New figures from the Australian Bureau of Statistics show that education exports increased by 14 per cent in 2017-18 as overseas enrolments surged past 800,000.
The body representing the nation’s universities said that foreign student numbers were at record levels, with its members hosting a large proportion of them.
“International education is a modern Australian success story, built from the ground up over six decades to become the nation’s third-largest export,” said Anne-Marie Lansdown, deputy chief executive of Universities Australia.
“The buck doesn’t stop with us. That A$32 billion flows on into the entire Australian economy, generating jobs, supporting wages and lifting living standards.”
The new figures have emerged amid controversy over international education, with Australia’s Labor opposition flagging a possible capping of foreign enrolments over concerns that overseas students are monopolising jobs and suffering exploitation in the workplace.
Critics say that limiting foreign students would amount to punishing the victims of workplace abuse while robbing reputable employers of willing applicants for jobs unpopular with locals.
Iain Watt, deputy vice-chancellor of the University of Technology Sydney, said that the row could “seriously impact the whole industry”.
“A populism-driven debate on immigration and students is very bad news for international education,” he warned.
International education has surged in Australia in recent years, with confidential figures showing that some universities have more than doubled their overseas enrolments since 2014. A report last month by UCL’s Centre for Global Higher Education found that the country may already have overtaken the UK to become the world’s second-biggest education destination.
However, many Australian higher education commentators are concerned that the sector is overly reliant on revenue from foreign students, with some universities accelerating overseas recruitment to compensate for a dearth of domestic funding.
The new export figures, released on 2 August, are the latest in a see-sawing series of revenue estimates. Last October, the statistics bureau boosted the industry’s value by almost 20 per cent at the stroke of a pen after a methodological change increased its calculation of 2016-17 earnings from A$23.6 billion to more than A$28 billion.

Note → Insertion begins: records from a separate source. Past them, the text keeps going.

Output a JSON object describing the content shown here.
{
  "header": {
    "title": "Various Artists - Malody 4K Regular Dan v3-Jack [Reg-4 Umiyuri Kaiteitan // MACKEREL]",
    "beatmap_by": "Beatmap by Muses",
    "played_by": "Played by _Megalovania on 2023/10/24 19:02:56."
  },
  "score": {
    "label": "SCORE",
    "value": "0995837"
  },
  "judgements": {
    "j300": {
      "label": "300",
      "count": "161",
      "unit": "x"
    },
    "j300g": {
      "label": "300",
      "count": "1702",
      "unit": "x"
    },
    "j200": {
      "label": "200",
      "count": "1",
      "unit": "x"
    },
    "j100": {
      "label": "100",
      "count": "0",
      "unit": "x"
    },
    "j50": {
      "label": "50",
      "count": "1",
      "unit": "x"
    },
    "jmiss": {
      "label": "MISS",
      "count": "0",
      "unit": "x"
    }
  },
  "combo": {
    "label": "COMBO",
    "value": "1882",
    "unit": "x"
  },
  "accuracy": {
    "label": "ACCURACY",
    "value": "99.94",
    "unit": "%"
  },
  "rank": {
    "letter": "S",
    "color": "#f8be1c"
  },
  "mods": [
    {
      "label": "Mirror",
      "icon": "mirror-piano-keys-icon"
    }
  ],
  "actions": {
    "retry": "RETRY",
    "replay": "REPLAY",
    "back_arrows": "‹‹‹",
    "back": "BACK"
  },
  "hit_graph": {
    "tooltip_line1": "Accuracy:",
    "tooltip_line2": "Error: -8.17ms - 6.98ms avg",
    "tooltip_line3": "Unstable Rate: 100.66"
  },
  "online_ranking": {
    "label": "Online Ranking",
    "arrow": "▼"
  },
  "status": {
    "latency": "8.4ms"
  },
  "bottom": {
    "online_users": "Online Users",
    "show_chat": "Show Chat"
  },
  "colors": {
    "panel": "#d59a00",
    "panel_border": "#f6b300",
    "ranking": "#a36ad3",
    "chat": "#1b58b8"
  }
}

The change triggered further revisions in the first half of this year, with the bureau upgrading and then downgrading its previous valuations. The volatility relates to overseas students’ spending on things such as food and accommodation rather than the tuition fees banked by universities.